-- Records supplied follows --
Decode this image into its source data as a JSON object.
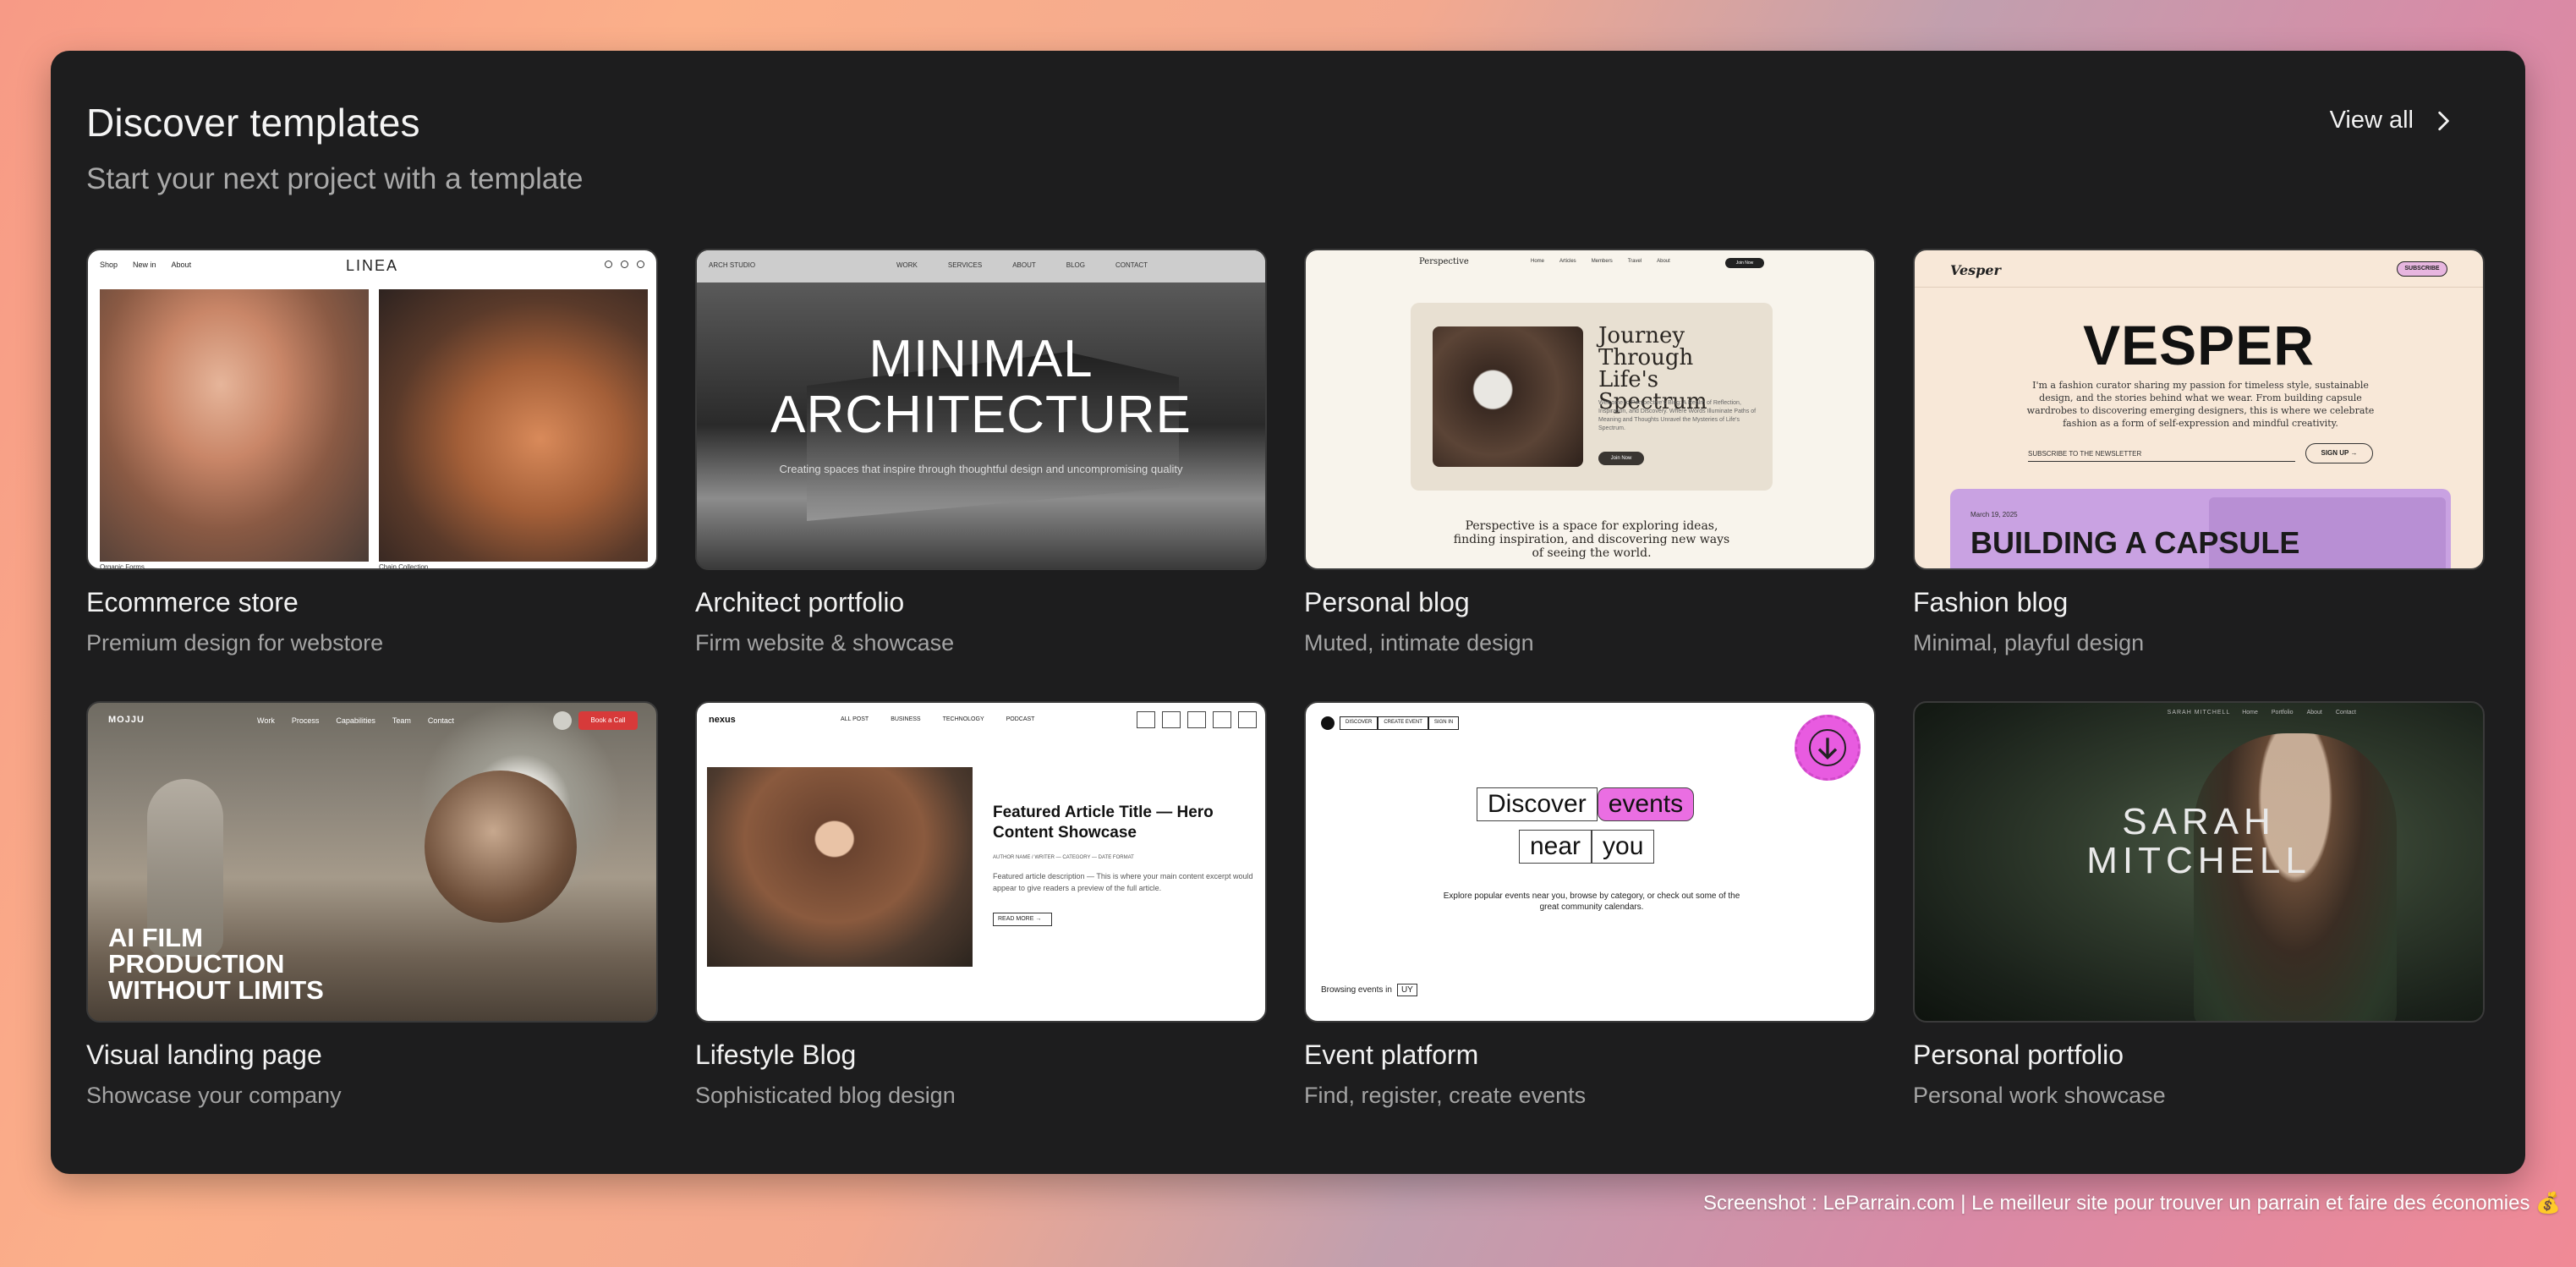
{
  "header": {
    "title": "Discover templates",
    "subtitle": "Start your next project with a template",
    "view_all_label": "View all"
  },
  "templates": [
    {
      "title": "Ecommerce store",
      "description": "Premium design for webstore",
      "preview": {
        "brand": "LINEA",
        "nav": [
          "Shop",
          "New in",
          "About"
        ],
        "caption_left": "Organic Forms",
        "caption_right": "Chain Collection"
      }
    },
    {
      "title": "Architect portfolio",
      "description": "Firm website & showcase",
      "preview": {
        "brand": "ARCH STUDIO",
        "nav": [
          "WORK",
          "SERVICES",
          "ABOUT",
          "BLOG",
          "CONTACT"
        ],
        "headline": "MINIMAL ARCHITECTURE",
        "tagline": "Creating spaces that inspire through thoughtful design and uncompromising quality"
      }
    },
    {
      "title": "Personal blog",
      "description": "Muted, intimate design",
      "preview": {
        "brand": "Perspective",
        "nav": [
          "Home",
          "Articles",
          "Members",
          "Travel",
          "About"
        ],
        "cta": "Join Now",
        "headline": "Journey Through Life's Spectrum",
        "intro": "Welcome to Perspective's Blog: A Realm of Reflection, Inspiration, and Discovery. Where Words Illuminate Paths of Meaning and Thoughts Unravel the Mysteries of Life's Spectrum.",
        "button": "Join Now",
        "quote": "Perspective is a space for exploring ideas, finding inspiration, and discovering new ways of seeing the world."
      }
    },
    {
      "title": "Fashion blog",
      "description": "Minimal, playful design",
      "preview": {
        "brand": "Vesper",
        "cta": "SUBSCRIBE",
        "headline": "VESPER",
        "intro": "I'm a fashion curator sharing my passion for timeless style, sustainable design, and the stories behind what we wear. From building capsule wardrobes to discovering emerging designers, this is where we celebrate fashion as a form of self-expression and mindful creativity.",
        "newsletter": "SUBSCRIBE TO THE NEWSLETTER",
        "signup": "SIGN UP →",
        "post_date": "March 19, 2025",
        "post_title": "BUILDING A CAPSULE"
      }
    },
    {
      "title": "Visual landing page",
      "description": "Showcase your company",
      "preview": {
        "brand": "MOJJU",
        "nav": [
          "Work",
          "Process",
          "Capabilities",
          "Team",
          "Contact"
        ],
        "cta": "Book a Call",
        "headline": "AI FILM PRODUCTION WITHOUT LIMITS"
      }
    },
    {
      "title": "Lifestyle Blog",
      "description": "Sophisticated blog design",
      "preview": {
        "brand": "nexus",
        "nav": [
          "ALL POST",
          "BUSINESS",
          "TECHNOLOGY",
          "PODCAST"
        ],
        "headline": "Featured Article Title — Hero Content Showcase",
        "meta": "AUTHOR NAME / WRITER   —   CATEGORY   —   DATE FORMAT",
        "excerpt": "Featured article description — This is where your main content excerpt would appear to give readers a preview of the full article.",
        "button": "READ MORE →"
      }
    },
    {
      "title": "Event platform",
      "description": "Find, register, create events",
      "preview": {
        "nav": [
          "DISCOVER",
          "CREATE EVENT",
          "SIGN IN"
        ],
        "words": [
          "Discover",
          "events",
          "near",
          "you"
        ],
        "intro": "Explore popular events near you, browse by category, or check out some of the great community calendars.",
        "browse_label": "Browsing events in",
        "browse_value": "UY"
      }
    },
    {
      "title": "Personal portfolio",
      "description": "Personal work showcase",
      "preview": {
        "brand": "SARAH MITCHELL",
        "nav": [
          "Home",
          "Portfolio",
          "About",
          "Contact"
        ],
        "headline": "SARAH MITCHELL"
      }
    }
  ],
  "footnote": "Screenshot : LeParrain.com | Le meilleur site pour trouver un parrain et faire des économies 💰"
}
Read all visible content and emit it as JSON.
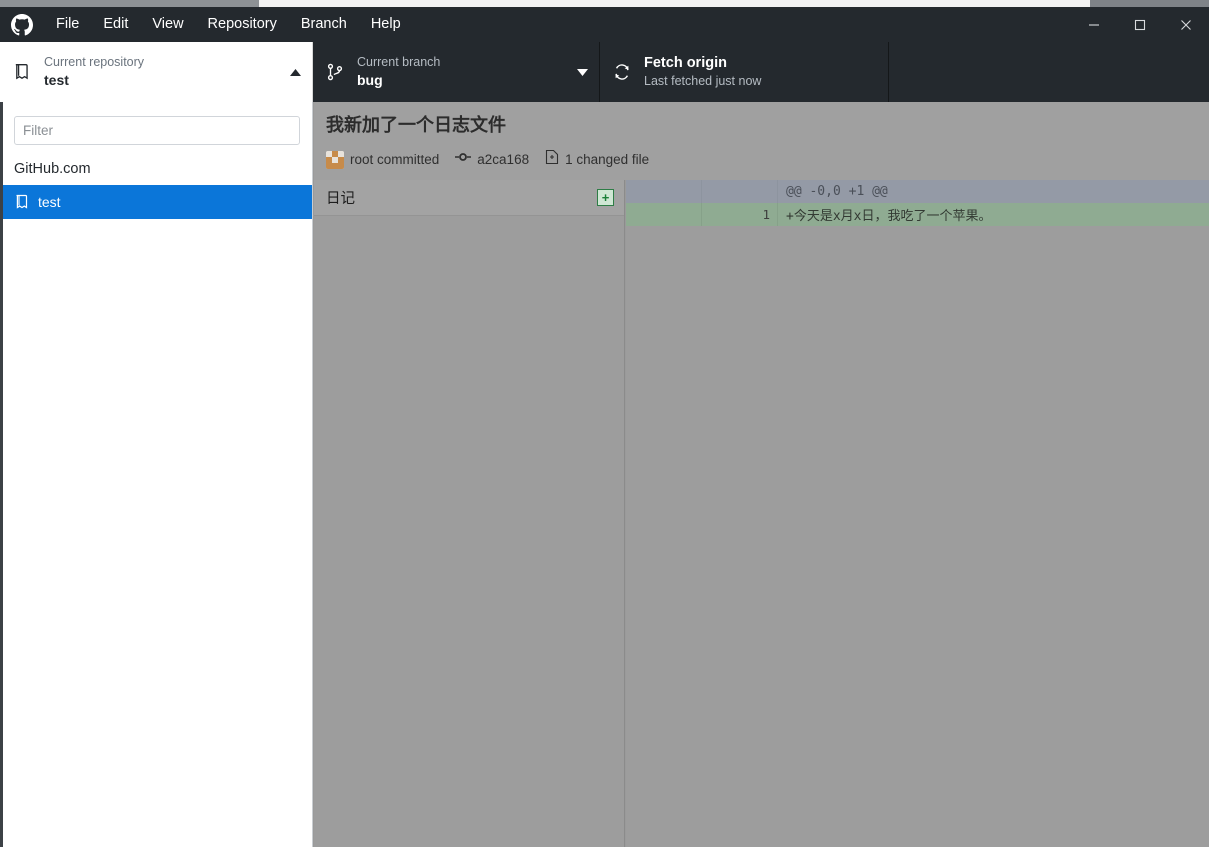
{
  "window": {
    "app_logo": "github-logo",
    "menu": [
      {
        "label": "File"
      },
      {
        "label": "Edit"
      },
      {
        "label": "View"
      },
      {
        "label": "Repository"
      },
      {
        "label": "Branch"
      },
      {
        "label": "Help"
      }
    ],
    "controls": {
      "minimize": "minimize-icon",
      "maximize": "maximize-icon",
      "close": "close-icon"
    }
  },
  "toolbar": {
    "repository": {
      "icon": "repository-book-icon",
      "label": "Current repository",
      "value": "test",
      "chevron": "chevron-up-icon"
    },
    "branch": {
      "icon": "branch-icon",
      "label": "Current branch",
      "value": "bug",
      "chevron": "chevron-down-icon"
    },
    "fetch": {
      "icon": "sync-refresh-icon",
      "label": "Fetch origin",
      "value": "Last fetched just now"
    }
  },
  "repo_panel": {
    "filter_placeholder": "Filter",
    "filter_value": "",
    "group_header": "GitHub.com",
    "items": [
      {
        "name": "test",
        "icon": "repository-book-icon",
        "selected": true
      }
    ]
  },
  "commit": {
    "title": "我新加了一个日志文件",
    "author": "root committed",
    "sha_icon": "commit-dot-icon",
    "sha": "a2ca168",
    "files_icon": "file-diff-icon",
    "files_changed": "1 changed file"
  },
  "file_list": [
    {
      "name": "日记",
      "status": "added",
      "status_symbol": "+"
    }
  ],
  "diff": {
    "rows": [
      {
        "type": "hunk",
        "old_line": "",
        "new_line": "",
        "text": "@@ -0,0 +1 @@"
      },
      {
        "type": "add",
        "old_line": "",
        "new_line": "1",
        "text": "+今天是x月x日，我吃了一个苹果。"
      }
    ]
  },
  "colors": {
    "titlebar_bg": "#24292e",
    "selection_blue": "#0b76d9",
    "diff_add_bg": "#8fab92",
    "diff_hunk_bg": "#949aa6",
    "added_badge": "#1a7f37"
  }
}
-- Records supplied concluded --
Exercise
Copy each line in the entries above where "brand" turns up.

Answer to this problem
        "brand": "LINEA",
        "brand": "ARCH STUDIO",
        "brand": "Perspective",
        "brand": "Vesper",
        "brand": "MOJJU",
        "brand": "nexus",
        "brand": "SARAH MITCHELL",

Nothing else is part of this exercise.